With a young, tech-minded population of 90 million, Egypt proudly stands as one of the fastest growing entrepreneurial hubs worldwide, says a study by Virgin. But did something change with its two revolutions?
The Global Entrepreneurship Report for Egypt may be an attempt to answer that. The first capturing of the effect of the revolution on entrepreneurship, the document gives a powerful panorama on Egypt’s evolving ecosystem. Created by the British University in Egypt, the International Development Research Centre and Silatech, it offers interesting insights into three phenomena:
1. An active ecosystem: In 2012, a surprising 11.5% of adults were actively trying to start a new business or owning a young business in Egypt. That means, if extrapolated to the total population, that an estimated 3.6 million Egyptians are early stage entrepreneurially active. In other words, Egypt’s brightest minds no longer wait to be discovered and get down to business, as Haitham Desoky and his touch-sticker innovation prove.
2. More favorable conditions: The majority of Egyptian adults and entrepreneurs felt that conditions to start and grow a business had improved after the revolution. According to an estimate by Flat6Labs, it costs an average $1,500 to register and establish a company in Cairo today, a figure which allows young entrepreneurs like Noura to turn her childhood dream into her own business.
3. Rising aspirations: 85% of Egyptian adults believe that entrepreneurship is a desired career choice. Why is dreaming this important? “Perhaps never before has Egypt needed an enterprise culture as it does now.
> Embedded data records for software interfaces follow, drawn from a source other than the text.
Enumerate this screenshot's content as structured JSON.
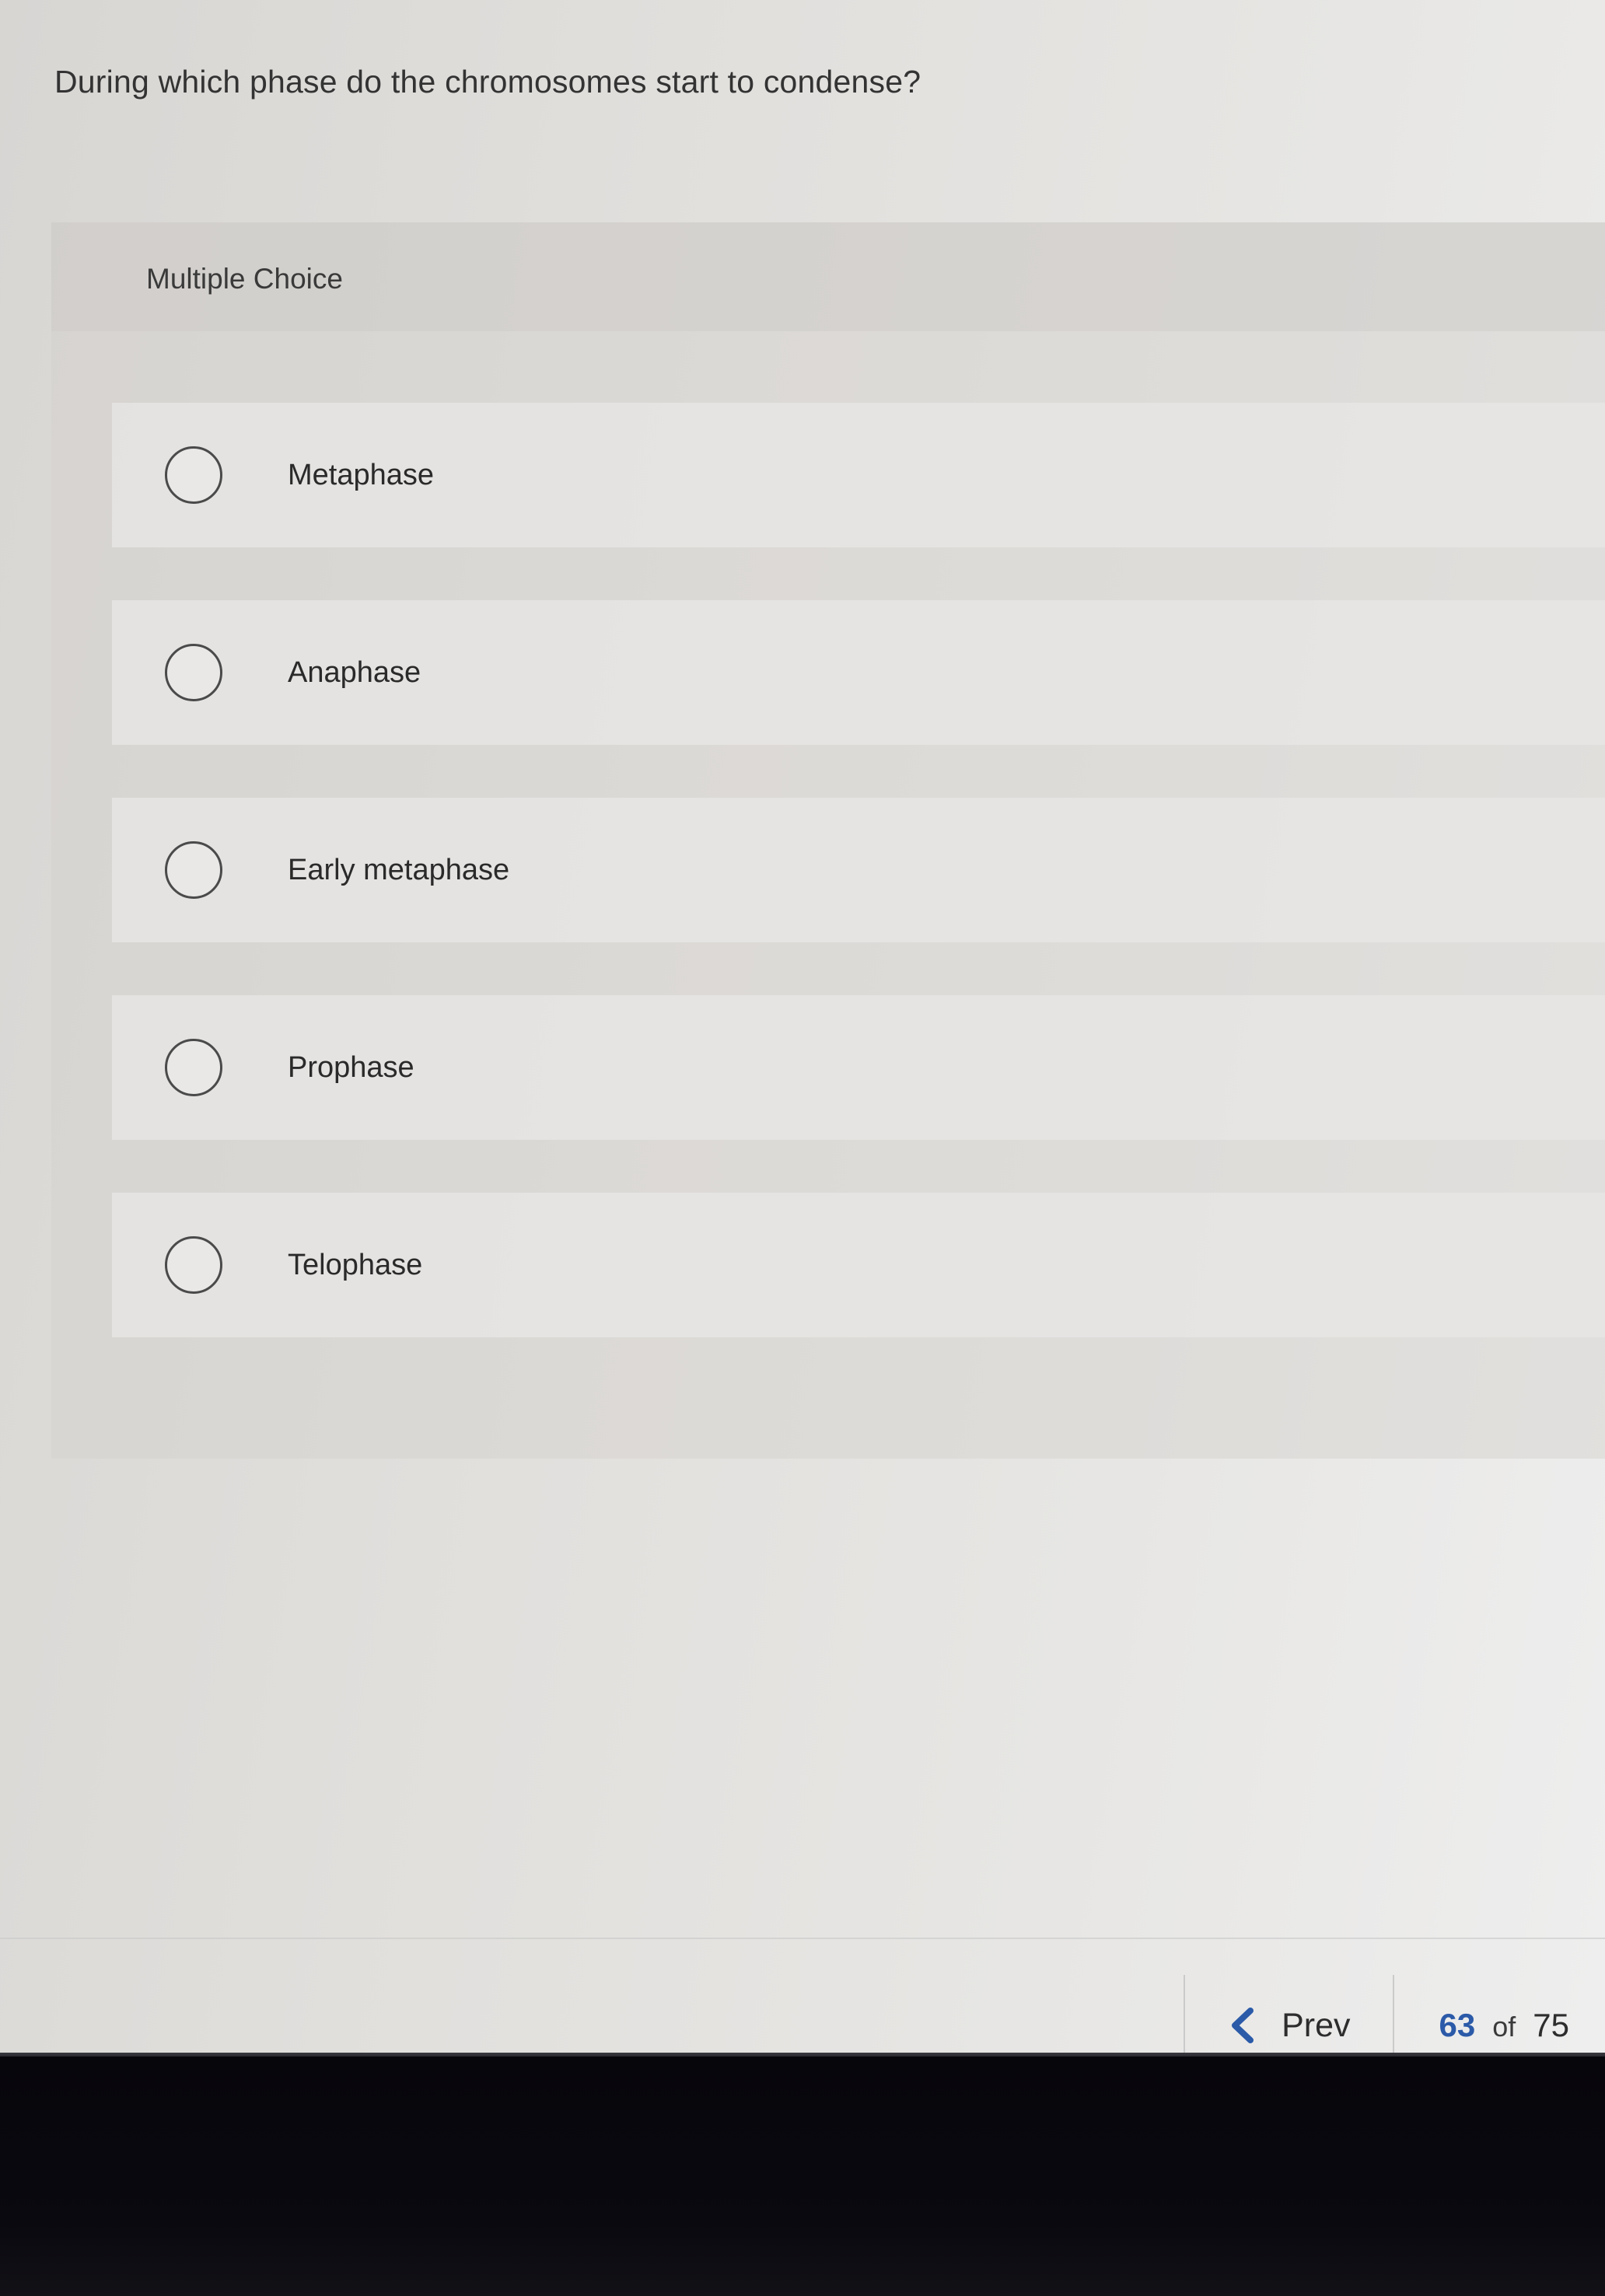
{
  "question": {
    "text": "During which phase do the chromosomes start to condense?"
  },
  "panel": {
    "label": "Multiple Choice"
  },
  "options": [
    {
      "label": "Metaphase",
      "selected": false
    },
    {
      "label": "Anaphase",
      "selected": false
    },
    {
      "label": "Early metaphase",
      "selected": false
    },
    {
      "label": "Prophase",
      "selected": false
    },
    {
      "label": "Telophase",
      "selected": false
    }
  ],
  "navigation": {
    "prev_label": "Prev",
    "prev_icon": "chevron-left-icon",
    "current_page": "63",
    "of_label": "of",
    "total_pages": "75"
  },
  "colors": {
    "accent": "#2b5aa8"
  }
}
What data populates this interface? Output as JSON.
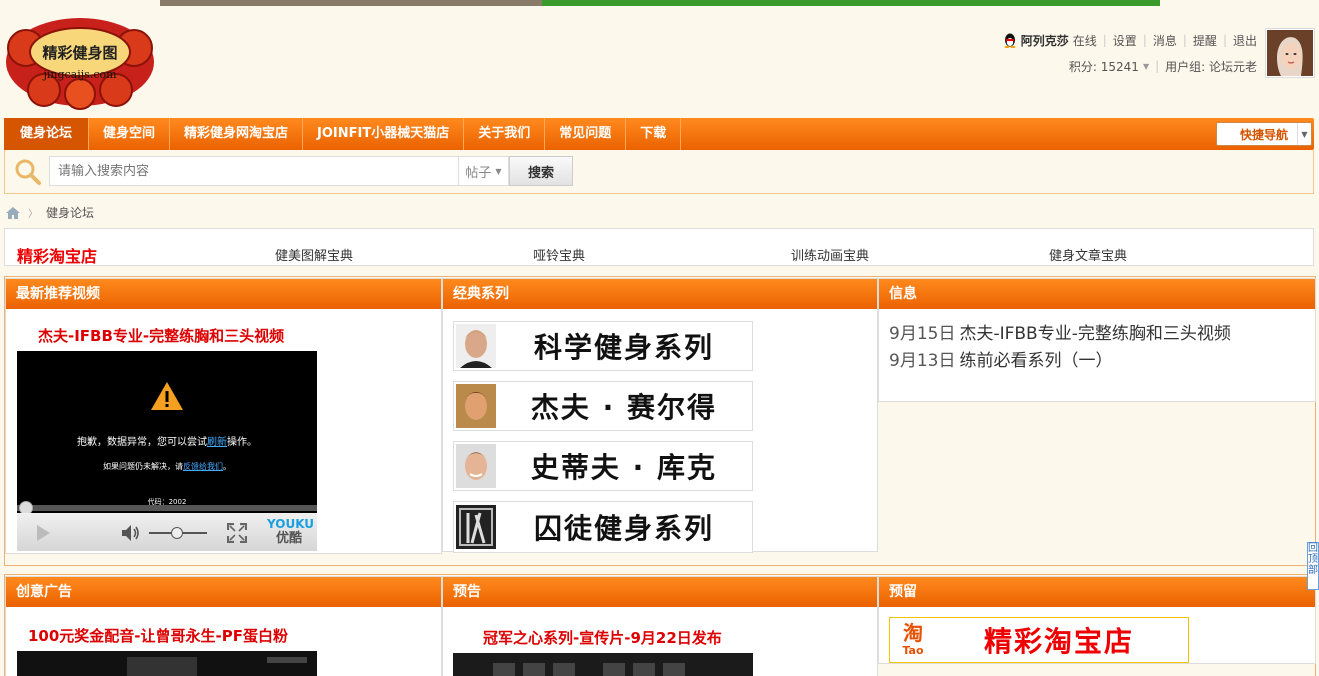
{
  "logo": {
    "site_text": "jingcaijs.com",
    "name_chars": "精彩健身图"
  },
  "user": {
    "name": "阿列克莎",
    "status": "在线",
    "links": [
      "设置",
      "消息",
      "提醒",
      "退出"
    ],
    "points_label": "积分: 15241",
    "group_label": "用户组: 论坛元老"
  },
  "nav": {
    "items": [
      "健身论坛",
      "健身空间",
      "精彩健身网淘宝店",
      "JOINFIT小器械天猫店",
      "关于我们",
      "常见问题",
      "下载"
    ],
    "quick_nav": "快捷导航"
  },
  "search": {
    "placeholder": "请输入搜索内容",
    "type": "帖子",
    "button": "搜索"
  },
  "breadcrumb": {
    "current": "健身论坛"
  },
  "links_row": {
    "shop": "精彩淘宝店",
    "items": [
      "健美图解宝典",
      "哑铃宝典",
      "训练动画宝典",
      "健身文章宝典"
    ]
  },
  "panels": {
    "video": {
      "head": "最新推荐视频",
      "title": "杰夫-IFBB专业-完整练胸和三头视频",
      "msg1_pre": "抱歉，数据异常，您可以尝试",
      "msg1_link": "刷新",
      "msg1_post": "操作。",
      "msg2_pre": "如果问题仍未解决，请",
      "msg2_link": "反馈给我们",
      "msg2_post": "。",
      "code": "代码：2002",
      "player_brand_en": "YOUKU",
      "player_brand_cn": "优酷"
    },
    "classic": {
      "head": "经典系列",
      "items": [
        "科学健身系列",
        "杰夫 · 赛尔得",
        "史蒂夫 · 库克",
        "囚徒健身系列"
      ]
    },
    "info": {
      "head": "信息",
      "items": [
        {
          "date": "9月15日",
          "text": "杰夫-IFBB专业-完整练胸和三头视频"
        },
        {
          "date": "9月13日",
          "text": "练前必看系列（一）"
        }
      ]
    },
    "creative": {
      "head": "创意广告",
      "title": "100元奖金配音-让曾哥永生-PF蛋白粉"
    },
    "preview": {
      "head": "预告",
      "title": "冠军之心系列-宣传片-9月22日发布"
    },
    "reserved": {
      "head": "预留",
      "banner_text": "精彩淘宝店",
      "taobao_big": "淘",
      "taobao_small": "Tao"
    }
  },
  "side_tab": "回顶部",
  "colors": {
    "accent": "#ea6200",
    "brand_red": "#dd0000"
  }
}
With an unstable political economy, reduced foreign aid, inward investment and job opportunities, the country needs to begin to take ownership of its own destiny by generating more job and wealth creating opportunities,” says BUE’s Vice-president David Kirby in the report.
For more information: Download GEM Egypt